Grandpa, some ninety plus years old, sat feebly and crooked
on the patio bench. He didn't move and just sat there with his
head down, staring at his hands. When I sat down beside him,
he didn't acknowledge my presence.
The longer I sat, I wondered if he was okay. Finally, not really
wanting to disturb him, but wanting to check on him at the same
time, I asked, "Are you okay, Grandpa?"
He raised his head and looked at me and smiled.
"Yes, I'm fine," he said in a clear strong
voice. "Thank you for asking,"
"I didn't mean to disturb you, Grandpa," I
explained to him, "But you were just sitting here staring
at your hands, and I wanted to make sure nothing was wrong."
"Have you ever looked at your hands?" he asked

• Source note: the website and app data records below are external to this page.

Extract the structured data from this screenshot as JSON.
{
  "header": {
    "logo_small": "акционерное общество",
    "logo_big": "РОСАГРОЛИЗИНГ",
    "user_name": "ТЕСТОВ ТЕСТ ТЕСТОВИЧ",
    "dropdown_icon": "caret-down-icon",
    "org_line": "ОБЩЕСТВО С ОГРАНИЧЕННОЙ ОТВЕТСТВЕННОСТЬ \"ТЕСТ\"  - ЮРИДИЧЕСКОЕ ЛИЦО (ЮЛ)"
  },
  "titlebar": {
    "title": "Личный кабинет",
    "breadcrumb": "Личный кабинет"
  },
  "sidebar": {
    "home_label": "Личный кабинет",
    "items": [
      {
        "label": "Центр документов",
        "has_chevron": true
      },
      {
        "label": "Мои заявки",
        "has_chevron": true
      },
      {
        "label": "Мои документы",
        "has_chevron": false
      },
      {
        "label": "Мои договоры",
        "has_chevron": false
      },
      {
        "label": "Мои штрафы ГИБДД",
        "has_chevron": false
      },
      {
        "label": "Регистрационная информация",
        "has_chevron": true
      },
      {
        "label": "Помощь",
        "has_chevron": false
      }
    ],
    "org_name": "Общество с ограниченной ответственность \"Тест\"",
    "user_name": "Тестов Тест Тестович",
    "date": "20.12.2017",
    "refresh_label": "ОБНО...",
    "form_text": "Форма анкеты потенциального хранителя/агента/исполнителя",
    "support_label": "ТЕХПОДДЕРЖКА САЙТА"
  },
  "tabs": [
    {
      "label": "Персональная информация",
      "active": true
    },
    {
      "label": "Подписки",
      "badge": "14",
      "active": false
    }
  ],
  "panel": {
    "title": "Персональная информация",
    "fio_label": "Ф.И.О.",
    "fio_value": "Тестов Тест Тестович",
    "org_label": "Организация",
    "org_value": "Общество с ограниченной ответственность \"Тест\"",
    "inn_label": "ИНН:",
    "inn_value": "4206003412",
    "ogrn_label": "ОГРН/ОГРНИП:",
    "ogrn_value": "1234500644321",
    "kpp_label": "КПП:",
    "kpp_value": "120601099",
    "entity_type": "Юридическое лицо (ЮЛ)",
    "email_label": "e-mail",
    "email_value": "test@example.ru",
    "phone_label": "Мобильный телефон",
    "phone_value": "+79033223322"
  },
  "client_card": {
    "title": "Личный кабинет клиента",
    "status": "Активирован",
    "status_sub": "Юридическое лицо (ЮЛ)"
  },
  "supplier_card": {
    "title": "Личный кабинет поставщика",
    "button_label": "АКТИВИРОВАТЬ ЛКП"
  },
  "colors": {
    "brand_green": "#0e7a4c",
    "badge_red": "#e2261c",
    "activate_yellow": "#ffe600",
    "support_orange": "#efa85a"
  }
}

in his shaking voice, . . . "I mean really looked at
I slowly opened my hands and stared down at them. I turned
them over, palms up and then palms down. No, I guess I had never
really looked at my hands, as I tried to figure out the point
he was trying to make.
Grandpa smiled and related this story to me:
"Stop and think for a moment about the hands you
have and how they have served you well throughout your years.
My hands, though wrinkled, shriveled, and weak, have been
the tools I have used all my life to reach out to grab and
embrace life's opportunities and adversities.
They braced and caught me when as a toddler when I had continued
to fall upon the floor. They put food in my mouth and pulled
clothes over my back. As a child, my mother had taught me
to fold these hands in prayer.
They tied my first shoes when I was young and pulled on
my boots when I found my first job. Then later they held my
rifle while they wiped my tears away when I left your grandmother
to go off to war to defend our country.
They have been dirty, scraped raw, swollen, and bent.
They were uneasy and clumsy when I tried to hold my newborn
son. With one finger decorated with a wedding band, they showed
the world that I was married and loved someone special.
They wrote the letters home and walked your mother down
the isle. And they trembled and shook when I had to buried
my parents and later your grandmother. Yet, they were strong
and sure when I dug my buddy out of a foxhole and lifted a
plow off of my best friend's leg.
They have held children, consoled neighbors, and shook their
fingers in a fist when some people called me an extremist
for flying the American flag on my home. They have covered
my face, combed my hair, and washed and cleansed the rest
of my body. They have been sticky and wet, bent and broken,
and dried and raw.
And to this day when not much of anything else of me really
works well, these hands hold me up, lay me down, and again
continue to fold in prayer. These hands are the mark of where
I've been and the ruggedness of the life I've had to live.
But more importantly, it will be these hands that God
will reach out to and take when He soon leads me home. And
with these hands, He will lift me to His side, and there I
will use these hands to touch the face of His son."
Since hearing his words, I have never looked at my hands the
same way again. But I remember when God later reached out and
took my grandpa's hands and led him home.
Now when my hands are hurt or sore, or when I stroke the face
of my children and wife, I think of grandpa's words of gentle,
loving wisdom to take nothing for granted . . . even these hands.